→ **Work instructions**
Your answer is every line of the material below in which the string "browser" occurs.

**** Data provided

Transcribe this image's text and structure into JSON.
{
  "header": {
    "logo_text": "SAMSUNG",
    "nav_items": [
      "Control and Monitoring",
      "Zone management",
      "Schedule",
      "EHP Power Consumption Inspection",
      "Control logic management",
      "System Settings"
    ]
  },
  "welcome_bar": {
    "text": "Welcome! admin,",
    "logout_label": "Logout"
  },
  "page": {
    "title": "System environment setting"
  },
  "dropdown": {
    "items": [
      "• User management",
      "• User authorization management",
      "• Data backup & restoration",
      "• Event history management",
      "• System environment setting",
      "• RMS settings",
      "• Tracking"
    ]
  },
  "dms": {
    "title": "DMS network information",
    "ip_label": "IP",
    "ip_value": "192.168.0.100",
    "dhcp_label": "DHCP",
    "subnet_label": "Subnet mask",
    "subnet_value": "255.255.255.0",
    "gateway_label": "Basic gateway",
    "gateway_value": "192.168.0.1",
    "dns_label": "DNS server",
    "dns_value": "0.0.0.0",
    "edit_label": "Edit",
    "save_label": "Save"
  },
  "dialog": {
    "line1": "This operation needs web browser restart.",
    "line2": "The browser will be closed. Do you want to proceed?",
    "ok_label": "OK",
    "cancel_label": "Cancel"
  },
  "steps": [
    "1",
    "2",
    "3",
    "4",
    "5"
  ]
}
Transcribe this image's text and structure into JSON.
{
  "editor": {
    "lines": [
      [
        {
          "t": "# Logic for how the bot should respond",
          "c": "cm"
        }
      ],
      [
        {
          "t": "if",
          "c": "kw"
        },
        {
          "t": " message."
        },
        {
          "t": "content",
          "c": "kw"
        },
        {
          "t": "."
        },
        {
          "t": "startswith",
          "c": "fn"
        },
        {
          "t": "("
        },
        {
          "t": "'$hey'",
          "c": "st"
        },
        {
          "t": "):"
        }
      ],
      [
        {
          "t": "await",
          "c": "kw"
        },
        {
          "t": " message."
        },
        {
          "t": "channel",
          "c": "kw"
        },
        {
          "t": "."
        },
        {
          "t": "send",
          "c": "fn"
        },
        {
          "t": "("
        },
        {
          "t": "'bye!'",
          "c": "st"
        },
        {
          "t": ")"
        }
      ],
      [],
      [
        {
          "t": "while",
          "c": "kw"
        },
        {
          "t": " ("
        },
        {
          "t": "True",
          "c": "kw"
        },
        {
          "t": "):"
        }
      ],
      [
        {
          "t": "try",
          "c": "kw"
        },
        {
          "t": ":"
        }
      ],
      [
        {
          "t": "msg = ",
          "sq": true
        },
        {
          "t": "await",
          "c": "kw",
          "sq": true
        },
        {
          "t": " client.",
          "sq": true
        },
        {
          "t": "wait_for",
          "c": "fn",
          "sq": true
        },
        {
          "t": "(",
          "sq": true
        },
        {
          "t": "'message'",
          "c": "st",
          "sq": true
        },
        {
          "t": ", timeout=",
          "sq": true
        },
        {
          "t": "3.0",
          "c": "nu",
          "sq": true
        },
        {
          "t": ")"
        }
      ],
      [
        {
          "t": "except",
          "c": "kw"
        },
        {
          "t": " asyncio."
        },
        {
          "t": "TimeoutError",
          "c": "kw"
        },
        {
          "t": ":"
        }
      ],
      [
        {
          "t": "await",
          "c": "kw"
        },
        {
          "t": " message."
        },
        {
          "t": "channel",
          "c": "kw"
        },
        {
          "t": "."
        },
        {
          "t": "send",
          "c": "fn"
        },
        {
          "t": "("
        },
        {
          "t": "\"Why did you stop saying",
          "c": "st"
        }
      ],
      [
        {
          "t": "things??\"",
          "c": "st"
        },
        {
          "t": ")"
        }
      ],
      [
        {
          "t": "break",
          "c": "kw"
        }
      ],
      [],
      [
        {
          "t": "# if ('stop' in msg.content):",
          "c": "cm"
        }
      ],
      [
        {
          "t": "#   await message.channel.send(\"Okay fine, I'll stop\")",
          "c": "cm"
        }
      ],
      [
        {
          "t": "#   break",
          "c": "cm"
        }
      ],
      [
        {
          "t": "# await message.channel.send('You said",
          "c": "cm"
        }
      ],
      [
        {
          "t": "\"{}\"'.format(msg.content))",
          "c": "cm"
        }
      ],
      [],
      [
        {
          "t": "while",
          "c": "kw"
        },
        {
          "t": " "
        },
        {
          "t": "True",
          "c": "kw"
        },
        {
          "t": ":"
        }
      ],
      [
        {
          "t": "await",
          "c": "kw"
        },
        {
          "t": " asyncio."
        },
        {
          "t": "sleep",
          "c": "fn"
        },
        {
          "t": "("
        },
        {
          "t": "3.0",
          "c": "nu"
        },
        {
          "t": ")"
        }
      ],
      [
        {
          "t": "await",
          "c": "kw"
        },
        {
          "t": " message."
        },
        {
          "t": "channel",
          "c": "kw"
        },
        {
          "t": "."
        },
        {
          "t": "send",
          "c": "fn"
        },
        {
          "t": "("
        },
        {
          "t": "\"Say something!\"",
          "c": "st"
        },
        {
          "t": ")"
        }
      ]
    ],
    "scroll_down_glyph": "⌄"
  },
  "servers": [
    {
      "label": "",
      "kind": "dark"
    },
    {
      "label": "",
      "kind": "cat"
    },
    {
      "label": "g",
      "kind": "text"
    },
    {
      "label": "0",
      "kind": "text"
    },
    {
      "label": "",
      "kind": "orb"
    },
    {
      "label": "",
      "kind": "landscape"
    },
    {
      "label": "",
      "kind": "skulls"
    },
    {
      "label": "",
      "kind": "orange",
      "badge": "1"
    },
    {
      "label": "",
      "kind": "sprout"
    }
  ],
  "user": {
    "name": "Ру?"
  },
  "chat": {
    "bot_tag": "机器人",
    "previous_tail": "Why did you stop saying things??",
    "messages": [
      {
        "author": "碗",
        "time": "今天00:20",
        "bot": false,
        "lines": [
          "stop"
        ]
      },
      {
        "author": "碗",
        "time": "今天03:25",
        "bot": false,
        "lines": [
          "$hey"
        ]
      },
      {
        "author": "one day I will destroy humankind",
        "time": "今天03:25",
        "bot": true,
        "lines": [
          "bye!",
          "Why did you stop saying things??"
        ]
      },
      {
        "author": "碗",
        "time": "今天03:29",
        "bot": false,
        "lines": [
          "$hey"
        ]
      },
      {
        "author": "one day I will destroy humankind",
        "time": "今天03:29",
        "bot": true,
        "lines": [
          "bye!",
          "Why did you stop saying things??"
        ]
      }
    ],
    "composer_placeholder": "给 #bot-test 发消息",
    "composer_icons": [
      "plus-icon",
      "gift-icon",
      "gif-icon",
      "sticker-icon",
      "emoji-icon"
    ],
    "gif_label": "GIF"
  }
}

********
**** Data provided

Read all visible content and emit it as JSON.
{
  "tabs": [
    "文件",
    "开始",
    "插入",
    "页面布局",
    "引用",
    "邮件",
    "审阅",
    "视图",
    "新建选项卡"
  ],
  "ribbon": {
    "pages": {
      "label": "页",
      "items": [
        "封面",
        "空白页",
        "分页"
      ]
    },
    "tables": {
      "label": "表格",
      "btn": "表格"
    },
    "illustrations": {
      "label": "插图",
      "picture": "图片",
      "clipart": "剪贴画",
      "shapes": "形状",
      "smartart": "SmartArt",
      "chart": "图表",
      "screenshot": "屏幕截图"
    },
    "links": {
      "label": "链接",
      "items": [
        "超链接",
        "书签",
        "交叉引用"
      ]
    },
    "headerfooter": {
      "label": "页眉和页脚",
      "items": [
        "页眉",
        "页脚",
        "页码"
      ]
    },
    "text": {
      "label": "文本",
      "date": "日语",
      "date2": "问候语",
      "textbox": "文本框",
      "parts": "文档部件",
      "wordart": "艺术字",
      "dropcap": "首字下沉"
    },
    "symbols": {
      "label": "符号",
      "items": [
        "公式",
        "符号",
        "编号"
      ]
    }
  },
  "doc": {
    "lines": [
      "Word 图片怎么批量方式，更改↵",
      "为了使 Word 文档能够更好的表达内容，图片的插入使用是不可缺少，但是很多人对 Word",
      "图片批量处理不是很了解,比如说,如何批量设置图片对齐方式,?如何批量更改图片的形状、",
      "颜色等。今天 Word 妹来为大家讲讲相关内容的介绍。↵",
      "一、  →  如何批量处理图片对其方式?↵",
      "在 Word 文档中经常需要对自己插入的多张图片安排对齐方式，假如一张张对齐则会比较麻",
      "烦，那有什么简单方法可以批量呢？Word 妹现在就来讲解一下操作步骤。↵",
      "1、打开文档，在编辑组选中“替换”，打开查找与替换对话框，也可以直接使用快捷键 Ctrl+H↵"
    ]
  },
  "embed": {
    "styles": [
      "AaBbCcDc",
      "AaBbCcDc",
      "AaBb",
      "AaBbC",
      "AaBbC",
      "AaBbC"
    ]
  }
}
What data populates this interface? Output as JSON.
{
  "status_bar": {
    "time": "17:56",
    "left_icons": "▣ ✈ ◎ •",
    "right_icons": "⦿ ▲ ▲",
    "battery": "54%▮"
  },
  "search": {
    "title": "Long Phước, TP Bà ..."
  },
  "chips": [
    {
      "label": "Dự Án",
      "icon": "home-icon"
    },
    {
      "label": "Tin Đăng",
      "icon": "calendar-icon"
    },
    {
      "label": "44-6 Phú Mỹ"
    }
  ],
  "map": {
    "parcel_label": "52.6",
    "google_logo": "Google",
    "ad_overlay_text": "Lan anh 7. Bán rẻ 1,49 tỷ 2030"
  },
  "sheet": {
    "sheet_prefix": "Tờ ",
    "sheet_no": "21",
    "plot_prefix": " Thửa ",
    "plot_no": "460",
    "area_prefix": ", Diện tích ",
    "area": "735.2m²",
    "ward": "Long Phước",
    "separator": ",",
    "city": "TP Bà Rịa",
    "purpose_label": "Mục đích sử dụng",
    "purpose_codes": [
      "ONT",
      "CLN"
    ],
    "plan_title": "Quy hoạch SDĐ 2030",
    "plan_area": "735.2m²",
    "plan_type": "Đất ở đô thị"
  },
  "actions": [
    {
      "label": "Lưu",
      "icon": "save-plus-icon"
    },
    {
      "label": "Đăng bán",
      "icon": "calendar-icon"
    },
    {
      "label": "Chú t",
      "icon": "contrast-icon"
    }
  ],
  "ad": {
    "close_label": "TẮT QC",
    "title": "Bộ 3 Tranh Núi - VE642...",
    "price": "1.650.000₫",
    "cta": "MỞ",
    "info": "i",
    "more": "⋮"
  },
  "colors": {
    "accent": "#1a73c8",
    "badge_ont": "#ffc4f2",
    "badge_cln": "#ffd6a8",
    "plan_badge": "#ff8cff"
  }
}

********

→ **Exercise output**
    "line1": "This operation needs web browser restart.",
    "line2": "The browser will be closed. Do you want to proceed?",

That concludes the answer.